**Problem to work on:**
Go through the listing and copy every line word for word.
§
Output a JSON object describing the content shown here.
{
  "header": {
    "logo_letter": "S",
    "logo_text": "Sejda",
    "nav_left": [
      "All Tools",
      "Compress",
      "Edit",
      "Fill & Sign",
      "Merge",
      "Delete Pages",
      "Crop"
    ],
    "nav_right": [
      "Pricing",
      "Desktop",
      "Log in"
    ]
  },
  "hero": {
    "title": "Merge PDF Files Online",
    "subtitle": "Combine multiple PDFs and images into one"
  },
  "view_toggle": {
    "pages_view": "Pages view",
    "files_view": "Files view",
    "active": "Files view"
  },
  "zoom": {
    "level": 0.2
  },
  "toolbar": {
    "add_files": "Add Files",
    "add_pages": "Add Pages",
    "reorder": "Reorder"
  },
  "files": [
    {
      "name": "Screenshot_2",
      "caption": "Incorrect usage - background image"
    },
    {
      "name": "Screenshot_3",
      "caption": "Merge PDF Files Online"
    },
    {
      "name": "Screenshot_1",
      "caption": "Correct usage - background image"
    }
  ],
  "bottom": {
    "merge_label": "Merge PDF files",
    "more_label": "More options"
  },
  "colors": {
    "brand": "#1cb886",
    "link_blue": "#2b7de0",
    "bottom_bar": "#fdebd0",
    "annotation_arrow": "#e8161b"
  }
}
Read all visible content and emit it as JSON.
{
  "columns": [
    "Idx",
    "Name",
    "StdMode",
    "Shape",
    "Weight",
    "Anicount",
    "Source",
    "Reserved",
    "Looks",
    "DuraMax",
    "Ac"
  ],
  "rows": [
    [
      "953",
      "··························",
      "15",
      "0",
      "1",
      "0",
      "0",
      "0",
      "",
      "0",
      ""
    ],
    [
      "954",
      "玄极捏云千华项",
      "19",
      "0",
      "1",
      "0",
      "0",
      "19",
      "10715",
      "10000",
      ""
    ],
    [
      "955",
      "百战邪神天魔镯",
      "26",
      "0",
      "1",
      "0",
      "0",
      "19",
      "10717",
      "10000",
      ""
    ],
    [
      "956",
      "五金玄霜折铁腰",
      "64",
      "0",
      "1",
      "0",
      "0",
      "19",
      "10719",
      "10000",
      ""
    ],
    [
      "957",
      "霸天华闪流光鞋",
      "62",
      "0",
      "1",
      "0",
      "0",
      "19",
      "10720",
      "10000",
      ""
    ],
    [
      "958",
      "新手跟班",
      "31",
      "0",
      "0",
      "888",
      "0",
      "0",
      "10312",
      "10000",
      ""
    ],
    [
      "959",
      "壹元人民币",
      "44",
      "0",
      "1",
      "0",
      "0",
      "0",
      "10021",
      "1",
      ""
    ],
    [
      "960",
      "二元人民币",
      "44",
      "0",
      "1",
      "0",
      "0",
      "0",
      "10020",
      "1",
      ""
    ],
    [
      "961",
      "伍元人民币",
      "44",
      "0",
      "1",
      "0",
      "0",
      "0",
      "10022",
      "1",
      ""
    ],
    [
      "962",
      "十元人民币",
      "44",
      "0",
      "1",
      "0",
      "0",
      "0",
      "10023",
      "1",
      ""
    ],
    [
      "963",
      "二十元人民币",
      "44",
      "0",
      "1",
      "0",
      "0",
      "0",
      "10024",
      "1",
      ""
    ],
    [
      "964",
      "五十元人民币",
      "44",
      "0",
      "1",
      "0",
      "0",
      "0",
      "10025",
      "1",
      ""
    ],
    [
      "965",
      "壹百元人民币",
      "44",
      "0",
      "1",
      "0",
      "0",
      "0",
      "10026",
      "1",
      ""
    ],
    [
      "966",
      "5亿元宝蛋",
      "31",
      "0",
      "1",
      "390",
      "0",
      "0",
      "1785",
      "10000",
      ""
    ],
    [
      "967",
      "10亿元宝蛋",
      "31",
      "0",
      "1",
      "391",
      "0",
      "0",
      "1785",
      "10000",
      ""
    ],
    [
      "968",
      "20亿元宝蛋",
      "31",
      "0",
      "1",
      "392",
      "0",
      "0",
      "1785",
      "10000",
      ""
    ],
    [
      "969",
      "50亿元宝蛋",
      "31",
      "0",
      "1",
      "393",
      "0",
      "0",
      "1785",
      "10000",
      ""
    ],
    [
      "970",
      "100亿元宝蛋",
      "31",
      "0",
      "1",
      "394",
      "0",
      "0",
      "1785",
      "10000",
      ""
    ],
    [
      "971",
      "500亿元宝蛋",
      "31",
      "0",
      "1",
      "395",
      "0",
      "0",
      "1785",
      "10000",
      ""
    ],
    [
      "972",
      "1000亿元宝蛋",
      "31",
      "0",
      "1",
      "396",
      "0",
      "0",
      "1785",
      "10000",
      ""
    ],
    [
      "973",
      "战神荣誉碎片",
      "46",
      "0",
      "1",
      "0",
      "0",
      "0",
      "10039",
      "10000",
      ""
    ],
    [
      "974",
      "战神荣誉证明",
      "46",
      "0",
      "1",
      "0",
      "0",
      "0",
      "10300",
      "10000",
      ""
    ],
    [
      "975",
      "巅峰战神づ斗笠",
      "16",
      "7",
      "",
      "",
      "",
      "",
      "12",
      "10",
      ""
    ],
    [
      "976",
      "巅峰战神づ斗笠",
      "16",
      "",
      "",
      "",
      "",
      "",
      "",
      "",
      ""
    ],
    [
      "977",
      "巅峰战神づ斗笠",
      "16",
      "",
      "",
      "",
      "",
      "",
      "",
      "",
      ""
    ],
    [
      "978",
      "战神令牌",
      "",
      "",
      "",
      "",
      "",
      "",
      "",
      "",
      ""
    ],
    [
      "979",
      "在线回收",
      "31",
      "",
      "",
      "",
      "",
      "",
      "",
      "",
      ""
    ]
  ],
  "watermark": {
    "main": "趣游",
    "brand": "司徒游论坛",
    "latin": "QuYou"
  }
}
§
**Task result:**
Output a JSON object describing the content shown here.
{
  "header": {
    "logo_letter": "S",
    "logo_text": "Sejda",
    "nav_left": [
      "All Tools",
      "Compress",
      "Edit",
      "Fill & Sign",
      "Merge",
      "Delete Pages",
      "Crop"
    ],
    "nav_right": [
      "Pricing",
      "Desktop",
      "Log in"
    ]
  },
  "hero": {
    "title": "Merge PDF Files Online",
    "subtitle": "Combine multiple PDFs and images into one"
  },
  "view_toggle": {
    "pages_view": "Pages view",
    "files_view": "Files view",
    "active": "Files view"
  },
  "zoom": {
    "level": 0.2
  },
  "toolbar": {
    "add_files": "Add Files",
    "add_pages": "Add Pages",
    "reorder": "Reorder"
  },
  "files": [
    {
      "name": "Screenshot_2",
      "caption": "Incorrect usage - background image"
    },
    {
      "name": "Screenshot_3",
      "caption": "Merge PDF Files Online"
    },
    {
      "name": "Screenshot_1",
      "caption": "Correct usage - background image"
    }
  ],
  "bottom": {
    "merge_label": "Merge PDF files",
    "more_label": "More options"
  },
  "colors": {
    "brand": "#1cb886",
    "link_blue": "#2b7de0",
    "bottom_bar": "#fdebd0",
    "annotation_arrow": "#e8161b"
  }
}
Read all visible content and emit it as JSON.
{
  "columns": [
    "Idx",
    "Name",
    "StdMode",
    "Shape",
    "Weight",
    "Anicount",
    "Source",
    "Reserved",
    "Looks",
    "DuraMax",
    "Ac"
  ],
  "rows": [
    [
      "953",
      "··························",
      "15",
      "0",
      "1",
      "0",
      "0",
      "0",
      "",
      "0",
      ""
    ],
    [
      "954",
      "玄极捏云千华项",
      "19",
      "0",
      "1",
      "0",
      "0",
      "19",
      "10715",
      "10000",
      ""
    ],
    [
      "955",
      "百战邪神天魔镯",
      "26",
      "0",
      "1",
      "0",
      "0",
      "19",
      "10717",
      "10000",
      ""
    ],
    [
      "956",
      "五金玄霜折铁腰",
      "64",
      "0",
      "1",
      "0",
      "0",
      "19",
      "10719",
      "10000",
      ""
    ],
    [
      "957",
      "霸天华闪流光鞋",
      "62",
      "0",
      "1",
      "0",
      "0",
      "19",
      "10720",
      "10000",
      ""
    ],
    [
      "958",
      "新手跟班",
      "31",
      "0",
      "0",
      "888",
      "0",
      "0",
      "10312",
      "10000",
      ""
    ],
    [
      "959",
      "壹元人民币",
      "44",
      "0",
      "1",
      "0",
      "0",
      "0",
      "10021",
      "1",
      ""
    ],
    [
      "960",
      "二元人民币",
      "44",
      "0",
      "1",
      "0",
      "0",
      "0",
      "10020",
      "1",
      ""
    ],
    [
      "961",
      "伍元人民币",
      "44",
      "0",
      "1",
      "0",
      "0",
      "0",
      "10022",
      "1",
      ""
    ],
    [
      "962",
      "十元人民币",
      "44",
      "0",
      "1",
      "0",
      "0",
      "0",
      "10023",
      "1",
      ""
    ],
    [
      "963",
      "二十元人民币",
      "44",
      "0",
      "1",
      "0",
      "0",
      "0",
      "10024",
      "1",
      ""
    ],
    [
      "964",
      "五十元人民币",
      "44",
      "0",
      "1",
      "0",
      "0",
      "0",
      "10025",
      "1",
      ""
    ],
    [
      "965",
      "壹百元人民币",
      "44",
      "0",
      "1",
      "0",
      "0",
      "0",
      "10026",
      "1",
      ""
    ],
    [
      "966",
      "5亿元宝蛋",
      "31",
      "0",
      "1",
      "390",
      "0",
      "0",
      "1785",
      "10000",
      ""
    ],
    [
      "967",
      "10亿元宝蛋",
      "31",
      "0",
      "1",
      "391",
      "0",
      "0",
      "1785",
      "10000",
      ""
    ],
    [
      "968",
      "20亿元宝蛋",
      "31",
      "0",
      "1",
      "392",
      "0",
      "0",
      "1785",
      "10000",
      ""
    ],
    [
      "969",
      "50亿元宝蛋",
      "31",
      "0",
      "1",
      "393",
      "0",
      "0",
      "1785",
      "10000",
      ""
    ],
    [
      "970",
      "100亿元宝蛋",
      "31",
      "0",
      "1",
      "394",
      "0",
      "0",
      "1785",
      "10000",
      ""
    ],
    [
      "971",
      "500亿元宝蛋",
      "31",
      "0",
      "1",
      "395",
      "0",
      "0",
      "1785",
      "10000",
      ""
    ],
    [
      "972",
      "1000亿元宝蛋",
      "31",
      "0",
      "1",
      "396",
      "0",
      "0",
      "1785",
      "10000",
      ""
    ],
    [
      "973",
      "战神荣誉碎片",
      "46",
      "0",
      "1",
      "0",
      "0",
      "0",
      "10039",
      "10000",
      ""
    ],
    [
      "974",
      "战神荣誉证明",
      "46",
      "0",
      "1",
      "0",
      "0",
      "0",
      "10300",
      "10000",
      ""
    ],
    [
      "975",
      "巅峰战神づ斗笠",
      "16",
      "7",
      "",
      "",
      "",
      "",
      "12",
      "10",
      ""
    ],
    [
      "976",
      "巅峰战神づ斗笠",
      "16",
      "",
      "",
      "",
      "",
      "",
      "",
      "",
      ""
    ],
    [
      "977",
      "巅峰战神づ斗笠",
      "16",
      "",
      "",
      "",
      "",
      "",
      "",
      "",
      ""
    ],
    [
      "978",
      "战神令牌",
      "",
      "",
      "",
      "",
      "",
      "",
      "",
      "",
      ""
    ],
    [
      "979",
      "在线回收",
      "31",
      "",
      "",
      "",
      "",
      "",
      "",
      "",
      ""
    ]
  ],
  "watermark": {
    "main": "趣游",
    "brand": "司徒游论坛",
    "latin": "QuYou"
  }
}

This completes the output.